But regardless of what the source is, it’s clear that the last thing any negative source wants is for regretful thoughts to provoke thanks-giving to God, so this is the most powerful weapon against these things. Form a habit of thanking God for forgiving you (of the things you regret) every time a regret comes to mind. I promise you that the power these regrets have to cause sadness and feelings of shame and condemnation will begin to diminish and you will start to see your past in its proper context – God’s context.
The Apostle Paul is an excellent example of putting regrets in the proper context. He repeatedly referred back to his regrets of persecuting, imprisoning and even participating in the killing of Christians; he even said that he wasn’t even “fit to be called an apostle…” (1 Corinthians 15:9). But then he added the following words that I’ve adopted and hope every follower of Christ will apply to themselves – “But by the grace of God I am what I am, and His grace toward me did not prove vain…” (1 Corinthians 15:10)
If we’re allowing our regrets to affect our joy, peace and hope, His grace is proving to be vain to us; we’re essentially telling Jesus that His suffering and death wasn’t enough to take away our former sins and mistakes. It’s a new year; it’s time to let your regrets go!
“…if anyone is in Christ, he is a new creature; the old things passed away; behold, new things have come.” (2 Corinthians 5:17)
“… one thing I do: forgetting what lies behind and reaching forward to what lies ahead, I press on toward the goal for the prize of the upward call of God in Christ Jesus.” (Philippians 3:13-14)

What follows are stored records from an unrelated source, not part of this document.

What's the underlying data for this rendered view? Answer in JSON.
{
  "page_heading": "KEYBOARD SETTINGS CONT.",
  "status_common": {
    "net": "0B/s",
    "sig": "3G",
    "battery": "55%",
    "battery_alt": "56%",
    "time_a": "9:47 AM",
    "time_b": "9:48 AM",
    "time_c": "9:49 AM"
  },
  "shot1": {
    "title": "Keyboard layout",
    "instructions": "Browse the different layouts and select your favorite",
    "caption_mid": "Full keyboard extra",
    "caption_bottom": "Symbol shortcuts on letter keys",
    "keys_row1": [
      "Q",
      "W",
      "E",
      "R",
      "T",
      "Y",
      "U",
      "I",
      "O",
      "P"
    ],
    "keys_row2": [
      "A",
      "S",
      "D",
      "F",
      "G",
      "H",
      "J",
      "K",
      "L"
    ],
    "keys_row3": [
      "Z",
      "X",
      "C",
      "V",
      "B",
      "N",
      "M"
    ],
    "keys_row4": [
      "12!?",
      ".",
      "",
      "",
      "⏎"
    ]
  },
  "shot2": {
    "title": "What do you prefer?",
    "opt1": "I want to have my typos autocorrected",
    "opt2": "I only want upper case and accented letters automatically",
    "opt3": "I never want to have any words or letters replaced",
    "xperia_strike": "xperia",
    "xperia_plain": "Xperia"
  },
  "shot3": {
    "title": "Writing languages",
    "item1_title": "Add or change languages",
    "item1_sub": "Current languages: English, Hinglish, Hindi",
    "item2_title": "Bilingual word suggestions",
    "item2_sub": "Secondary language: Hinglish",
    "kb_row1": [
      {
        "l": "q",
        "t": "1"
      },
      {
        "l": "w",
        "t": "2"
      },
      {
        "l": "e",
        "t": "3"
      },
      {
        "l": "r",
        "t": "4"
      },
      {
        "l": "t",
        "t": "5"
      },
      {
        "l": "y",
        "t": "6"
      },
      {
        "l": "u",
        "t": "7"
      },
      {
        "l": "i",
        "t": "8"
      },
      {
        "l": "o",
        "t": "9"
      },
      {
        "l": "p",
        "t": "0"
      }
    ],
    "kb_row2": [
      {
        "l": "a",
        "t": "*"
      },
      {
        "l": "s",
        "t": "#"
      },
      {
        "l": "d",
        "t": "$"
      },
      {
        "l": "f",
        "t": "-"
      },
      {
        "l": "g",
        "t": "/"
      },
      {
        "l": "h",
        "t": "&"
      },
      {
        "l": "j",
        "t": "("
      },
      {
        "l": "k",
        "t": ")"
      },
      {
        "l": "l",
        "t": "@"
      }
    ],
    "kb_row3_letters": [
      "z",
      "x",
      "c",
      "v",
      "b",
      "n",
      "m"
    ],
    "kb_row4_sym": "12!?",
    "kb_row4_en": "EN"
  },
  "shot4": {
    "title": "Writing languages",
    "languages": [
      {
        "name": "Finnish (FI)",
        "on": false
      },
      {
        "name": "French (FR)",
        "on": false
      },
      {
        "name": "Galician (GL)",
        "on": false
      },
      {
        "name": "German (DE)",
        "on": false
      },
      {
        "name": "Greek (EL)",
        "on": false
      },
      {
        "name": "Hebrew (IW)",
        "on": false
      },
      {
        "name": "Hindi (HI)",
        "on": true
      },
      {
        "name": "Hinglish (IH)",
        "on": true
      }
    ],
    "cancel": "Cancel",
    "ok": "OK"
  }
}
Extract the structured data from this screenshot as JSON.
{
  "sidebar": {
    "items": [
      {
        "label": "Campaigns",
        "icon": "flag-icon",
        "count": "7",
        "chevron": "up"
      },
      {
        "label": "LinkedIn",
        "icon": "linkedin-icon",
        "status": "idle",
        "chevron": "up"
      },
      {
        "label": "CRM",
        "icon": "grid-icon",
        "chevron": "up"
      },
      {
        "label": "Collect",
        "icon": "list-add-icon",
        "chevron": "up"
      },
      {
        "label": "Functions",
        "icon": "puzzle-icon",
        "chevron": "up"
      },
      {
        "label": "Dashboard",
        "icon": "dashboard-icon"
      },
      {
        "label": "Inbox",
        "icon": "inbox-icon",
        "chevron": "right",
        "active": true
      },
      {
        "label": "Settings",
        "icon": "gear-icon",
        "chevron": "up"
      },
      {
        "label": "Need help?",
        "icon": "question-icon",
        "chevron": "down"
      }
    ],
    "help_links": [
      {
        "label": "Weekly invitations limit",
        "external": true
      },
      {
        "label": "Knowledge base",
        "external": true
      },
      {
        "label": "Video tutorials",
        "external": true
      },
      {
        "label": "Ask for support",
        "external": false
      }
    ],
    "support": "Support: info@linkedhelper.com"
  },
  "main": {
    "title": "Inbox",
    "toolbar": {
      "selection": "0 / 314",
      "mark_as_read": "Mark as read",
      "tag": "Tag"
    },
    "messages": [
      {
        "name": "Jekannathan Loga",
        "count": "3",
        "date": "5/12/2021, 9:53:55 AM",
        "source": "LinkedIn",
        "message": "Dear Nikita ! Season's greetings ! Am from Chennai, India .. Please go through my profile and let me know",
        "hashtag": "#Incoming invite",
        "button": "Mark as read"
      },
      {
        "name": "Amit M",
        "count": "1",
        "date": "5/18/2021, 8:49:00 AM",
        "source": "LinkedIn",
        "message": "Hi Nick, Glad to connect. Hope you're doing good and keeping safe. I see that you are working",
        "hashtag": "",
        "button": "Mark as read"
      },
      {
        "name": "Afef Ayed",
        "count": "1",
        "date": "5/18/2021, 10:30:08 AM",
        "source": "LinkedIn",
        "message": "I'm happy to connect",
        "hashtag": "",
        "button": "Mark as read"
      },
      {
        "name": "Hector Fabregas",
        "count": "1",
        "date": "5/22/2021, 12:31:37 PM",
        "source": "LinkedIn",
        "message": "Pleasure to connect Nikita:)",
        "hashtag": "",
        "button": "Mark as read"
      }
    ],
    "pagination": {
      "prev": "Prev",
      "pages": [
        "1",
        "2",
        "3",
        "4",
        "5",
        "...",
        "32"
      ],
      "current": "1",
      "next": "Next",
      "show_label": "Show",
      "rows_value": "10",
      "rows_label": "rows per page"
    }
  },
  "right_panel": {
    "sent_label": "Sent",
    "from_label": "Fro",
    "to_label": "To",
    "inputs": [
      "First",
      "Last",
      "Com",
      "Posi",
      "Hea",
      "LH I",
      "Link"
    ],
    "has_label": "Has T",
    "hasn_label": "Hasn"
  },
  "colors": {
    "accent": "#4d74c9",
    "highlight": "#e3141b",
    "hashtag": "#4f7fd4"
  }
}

“You can’t go back and change the beginning,
but you can start where you are and change the ending.” C.S. Lewis